What kinds of setbacks are SAHs experiencing?


When do we connect with a SAH?

You do not have to wait until you have the full amount of money raised to connect with a SAH or Constituent Group. It can be extremely useful to connect early in the process, before doing fundraising because many SAHs or Constituent Groups will have infrastructure to support your work; it is desireable that funds go directly to a recognized agency with the capacity to sponsor.

Who is responsible for health care costs for the family's first year?

Thanks to recent policy decisions, extended health care benefits are available for all refugees through the Interim Federal Health Program. It covers for example, prescription drugs, eye wear and basic dental care.

What are the responsibilities of the sponsors both legal and non-legal?

For a full list of responsibilities visit the CICs website and search for “The Undertaking Form” and look under section G. It does seem the main one is the providing $27,000 of financial support for the first 12 months. If sponsors fail to provide this and the family accesses Social Assistance at any time within the initial 12 months – the folks who signed the agreement are responsible for re-paying the assistance received to the Government of Canada.

Sponsors are encouraged to do or help with the following:

  • Welcome at the airport
  • Arrange for temporary housing (please leave up to the family to find their own permanent housing)
  • Help find permanent housing
  • Apply for a health card
  • Enroll in English Classes (if needed)
  • Connect with Settlement Agencies
  • Access Health Care Services (doctor, dentist)
  • Enroll Children in School
  • Apply for Social Insurance Card
  • Open Up Bank Account
  • Find A Job
  • Apply For Child Tax Benefit
  • Provide Emotional and Moral Support

What are the sponsors not responsible for?

Sponsors are not responsible for any debt the family incurs so long as they have made the agreed-upon financial support available in the first 12 months. They are not responsible for any criminal activity on the part of any family member.

What can I expect overall as a sponsor?
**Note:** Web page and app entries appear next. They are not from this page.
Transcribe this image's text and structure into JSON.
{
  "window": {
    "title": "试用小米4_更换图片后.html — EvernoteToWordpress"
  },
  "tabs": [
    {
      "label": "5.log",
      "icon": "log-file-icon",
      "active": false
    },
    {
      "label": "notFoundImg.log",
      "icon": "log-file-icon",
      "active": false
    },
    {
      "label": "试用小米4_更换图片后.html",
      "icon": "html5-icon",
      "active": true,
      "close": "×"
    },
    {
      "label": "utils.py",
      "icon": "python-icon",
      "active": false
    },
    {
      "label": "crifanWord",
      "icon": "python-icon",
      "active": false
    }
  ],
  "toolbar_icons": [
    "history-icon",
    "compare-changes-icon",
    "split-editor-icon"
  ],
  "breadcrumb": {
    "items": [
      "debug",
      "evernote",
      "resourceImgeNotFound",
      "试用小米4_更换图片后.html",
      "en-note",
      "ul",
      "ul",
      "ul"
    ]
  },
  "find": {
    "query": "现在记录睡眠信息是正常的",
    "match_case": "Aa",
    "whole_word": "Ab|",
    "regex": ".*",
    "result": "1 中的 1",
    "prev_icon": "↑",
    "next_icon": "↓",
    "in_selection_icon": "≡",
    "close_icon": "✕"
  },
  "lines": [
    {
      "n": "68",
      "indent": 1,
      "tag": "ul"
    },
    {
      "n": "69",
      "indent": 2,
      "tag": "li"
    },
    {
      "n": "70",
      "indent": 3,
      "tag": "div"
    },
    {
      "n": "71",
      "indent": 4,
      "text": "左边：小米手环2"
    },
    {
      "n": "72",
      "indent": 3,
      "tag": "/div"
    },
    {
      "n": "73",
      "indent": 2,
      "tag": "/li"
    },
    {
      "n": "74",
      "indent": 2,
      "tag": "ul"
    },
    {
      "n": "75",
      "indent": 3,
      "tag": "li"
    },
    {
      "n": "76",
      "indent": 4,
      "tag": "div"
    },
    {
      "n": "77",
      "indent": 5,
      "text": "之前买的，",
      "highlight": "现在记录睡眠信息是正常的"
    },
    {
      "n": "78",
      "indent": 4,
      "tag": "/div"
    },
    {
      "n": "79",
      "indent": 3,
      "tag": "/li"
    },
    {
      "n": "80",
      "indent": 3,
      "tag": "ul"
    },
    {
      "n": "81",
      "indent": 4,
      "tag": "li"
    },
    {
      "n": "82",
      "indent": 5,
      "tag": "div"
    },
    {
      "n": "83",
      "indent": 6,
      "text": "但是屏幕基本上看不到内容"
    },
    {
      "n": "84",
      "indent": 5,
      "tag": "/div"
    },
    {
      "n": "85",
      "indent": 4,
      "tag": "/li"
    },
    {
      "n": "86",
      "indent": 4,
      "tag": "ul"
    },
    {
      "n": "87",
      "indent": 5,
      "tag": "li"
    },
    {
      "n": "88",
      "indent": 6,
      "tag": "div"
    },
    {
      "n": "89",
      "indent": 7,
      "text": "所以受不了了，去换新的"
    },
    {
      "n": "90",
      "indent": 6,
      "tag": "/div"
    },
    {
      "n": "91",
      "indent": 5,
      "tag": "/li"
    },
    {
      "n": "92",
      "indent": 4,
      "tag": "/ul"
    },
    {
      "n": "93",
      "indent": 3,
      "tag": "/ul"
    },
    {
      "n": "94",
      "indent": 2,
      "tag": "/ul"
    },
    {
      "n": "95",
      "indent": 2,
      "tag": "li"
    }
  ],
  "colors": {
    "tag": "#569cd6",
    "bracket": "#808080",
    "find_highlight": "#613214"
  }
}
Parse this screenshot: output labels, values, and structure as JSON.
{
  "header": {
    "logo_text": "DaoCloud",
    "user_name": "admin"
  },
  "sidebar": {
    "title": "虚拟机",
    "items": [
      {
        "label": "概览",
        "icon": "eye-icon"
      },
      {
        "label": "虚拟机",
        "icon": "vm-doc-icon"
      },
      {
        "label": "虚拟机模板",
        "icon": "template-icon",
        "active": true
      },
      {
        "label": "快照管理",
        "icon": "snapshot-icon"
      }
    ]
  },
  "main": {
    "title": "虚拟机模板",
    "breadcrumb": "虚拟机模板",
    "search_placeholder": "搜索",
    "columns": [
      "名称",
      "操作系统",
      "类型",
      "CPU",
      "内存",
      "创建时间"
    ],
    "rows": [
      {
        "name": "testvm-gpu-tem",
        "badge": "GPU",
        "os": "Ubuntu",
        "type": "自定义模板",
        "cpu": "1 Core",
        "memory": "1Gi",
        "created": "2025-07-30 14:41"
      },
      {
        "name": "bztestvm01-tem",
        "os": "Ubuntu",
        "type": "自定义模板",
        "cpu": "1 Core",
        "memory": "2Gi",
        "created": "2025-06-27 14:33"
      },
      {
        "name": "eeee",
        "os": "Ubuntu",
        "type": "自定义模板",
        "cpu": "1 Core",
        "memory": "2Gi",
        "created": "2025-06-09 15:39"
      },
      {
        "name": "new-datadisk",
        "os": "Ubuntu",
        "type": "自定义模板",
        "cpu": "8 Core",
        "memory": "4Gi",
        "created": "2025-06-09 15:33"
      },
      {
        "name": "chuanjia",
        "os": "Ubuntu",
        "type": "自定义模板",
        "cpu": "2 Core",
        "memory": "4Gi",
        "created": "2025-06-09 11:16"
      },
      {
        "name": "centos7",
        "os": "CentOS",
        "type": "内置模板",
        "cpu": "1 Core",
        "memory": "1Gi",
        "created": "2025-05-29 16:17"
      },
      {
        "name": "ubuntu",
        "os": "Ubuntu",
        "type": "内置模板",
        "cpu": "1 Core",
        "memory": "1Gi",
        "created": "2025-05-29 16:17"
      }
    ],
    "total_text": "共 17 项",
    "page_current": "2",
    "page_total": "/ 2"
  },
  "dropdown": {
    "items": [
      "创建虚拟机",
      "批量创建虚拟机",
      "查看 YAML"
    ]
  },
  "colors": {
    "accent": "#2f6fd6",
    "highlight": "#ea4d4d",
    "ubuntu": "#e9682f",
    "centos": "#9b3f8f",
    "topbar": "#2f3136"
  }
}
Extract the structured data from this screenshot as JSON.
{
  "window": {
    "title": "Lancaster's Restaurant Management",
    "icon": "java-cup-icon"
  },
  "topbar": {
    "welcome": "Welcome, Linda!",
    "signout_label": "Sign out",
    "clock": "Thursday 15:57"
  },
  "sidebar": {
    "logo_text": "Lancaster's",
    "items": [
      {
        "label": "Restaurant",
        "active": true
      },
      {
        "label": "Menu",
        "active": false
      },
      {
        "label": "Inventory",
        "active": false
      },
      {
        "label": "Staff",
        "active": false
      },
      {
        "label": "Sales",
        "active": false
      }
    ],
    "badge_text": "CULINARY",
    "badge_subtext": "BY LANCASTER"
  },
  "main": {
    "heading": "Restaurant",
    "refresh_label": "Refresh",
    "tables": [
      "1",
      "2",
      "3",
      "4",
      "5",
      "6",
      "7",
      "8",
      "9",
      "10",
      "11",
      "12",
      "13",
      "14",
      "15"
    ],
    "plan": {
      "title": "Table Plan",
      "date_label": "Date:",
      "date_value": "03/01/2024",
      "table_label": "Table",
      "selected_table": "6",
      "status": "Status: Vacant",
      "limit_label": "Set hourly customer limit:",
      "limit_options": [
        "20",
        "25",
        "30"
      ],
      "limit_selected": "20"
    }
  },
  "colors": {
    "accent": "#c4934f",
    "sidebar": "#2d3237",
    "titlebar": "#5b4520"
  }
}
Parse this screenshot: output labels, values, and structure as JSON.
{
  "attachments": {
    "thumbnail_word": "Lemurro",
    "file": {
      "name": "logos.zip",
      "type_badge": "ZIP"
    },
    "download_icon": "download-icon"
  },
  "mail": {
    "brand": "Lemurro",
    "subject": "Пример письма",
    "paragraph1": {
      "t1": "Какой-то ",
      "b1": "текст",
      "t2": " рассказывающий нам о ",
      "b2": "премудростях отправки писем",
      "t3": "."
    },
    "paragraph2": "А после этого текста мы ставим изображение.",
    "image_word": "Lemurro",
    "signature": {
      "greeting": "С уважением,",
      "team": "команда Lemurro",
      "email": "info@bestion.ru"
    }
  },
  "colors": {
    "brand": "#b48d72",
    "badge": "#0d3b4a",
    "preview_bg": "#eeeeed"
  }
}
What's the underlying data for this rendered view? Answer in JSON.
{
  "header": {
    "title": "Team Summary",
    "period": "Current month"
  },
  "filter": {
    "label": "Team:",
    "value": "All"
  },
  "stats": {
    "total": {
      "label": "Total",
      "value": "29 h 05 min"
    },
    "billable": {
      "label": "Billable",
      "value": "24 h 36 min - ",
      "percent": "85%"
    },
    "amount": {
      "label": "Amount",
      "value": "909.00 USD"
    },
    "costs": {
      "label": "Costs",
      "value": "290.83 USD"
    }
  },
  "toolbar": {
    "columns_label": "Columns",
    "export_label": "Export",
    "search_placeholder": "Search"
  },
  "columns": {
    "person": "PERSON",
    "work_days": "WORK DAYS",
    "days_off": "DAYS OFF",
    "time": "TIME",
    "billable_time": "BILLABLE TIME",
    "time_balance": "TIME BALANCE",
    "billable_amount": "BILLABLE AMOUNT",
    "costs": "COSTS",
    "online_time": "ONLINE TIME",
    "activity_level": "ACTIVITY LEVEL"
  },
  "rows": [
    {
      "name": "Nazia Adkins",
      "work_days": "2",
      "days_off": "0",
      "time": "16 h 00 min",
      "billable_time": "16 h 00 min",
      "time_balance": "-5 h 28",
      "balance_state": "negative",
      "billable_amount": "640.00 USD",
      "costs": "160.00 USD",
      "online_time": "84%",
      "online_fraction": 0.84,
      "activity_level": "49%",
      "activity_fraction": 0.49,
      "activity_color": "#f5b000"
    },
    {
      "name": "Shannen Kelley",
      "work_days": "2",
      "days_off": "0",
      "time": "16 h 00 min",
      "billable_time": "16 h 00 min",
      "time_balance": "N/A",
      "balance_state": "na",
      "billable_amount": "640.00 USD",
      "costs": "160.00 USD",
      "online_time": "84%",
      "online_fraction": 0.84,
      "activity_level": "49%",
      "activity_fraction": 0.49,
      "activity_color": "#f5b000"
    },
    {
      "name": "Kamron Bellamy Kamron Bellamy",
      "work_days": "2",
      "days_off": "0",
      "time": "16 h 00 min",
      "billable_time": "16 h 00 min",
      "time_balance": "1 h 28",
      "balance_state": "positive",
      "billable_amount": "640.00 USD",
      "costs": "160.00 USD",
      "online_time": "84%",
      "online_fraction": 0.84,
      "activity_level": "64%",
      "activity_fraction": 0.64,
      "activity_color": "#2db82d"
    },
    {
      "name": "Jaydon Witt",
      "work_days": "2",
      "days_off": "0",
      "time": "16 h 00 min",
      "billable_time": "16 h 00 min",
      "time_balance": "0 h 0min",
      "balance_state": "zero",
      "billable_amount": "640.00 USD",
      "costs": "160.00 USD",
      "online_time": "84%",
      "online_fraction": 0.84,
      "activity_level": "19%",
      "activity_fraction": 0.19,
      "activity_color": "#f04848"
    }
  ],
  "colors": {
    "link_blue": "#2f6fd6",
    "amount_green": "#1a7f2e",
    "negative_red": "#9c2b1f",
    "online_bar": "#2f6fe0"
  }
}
There are a number of excellent handbooks available that provide an overview of the process and helpful information for each stage. We recommend in particular the handbook of the Refugee Sponsorship Training Program and the handbook of Lifeline Syria.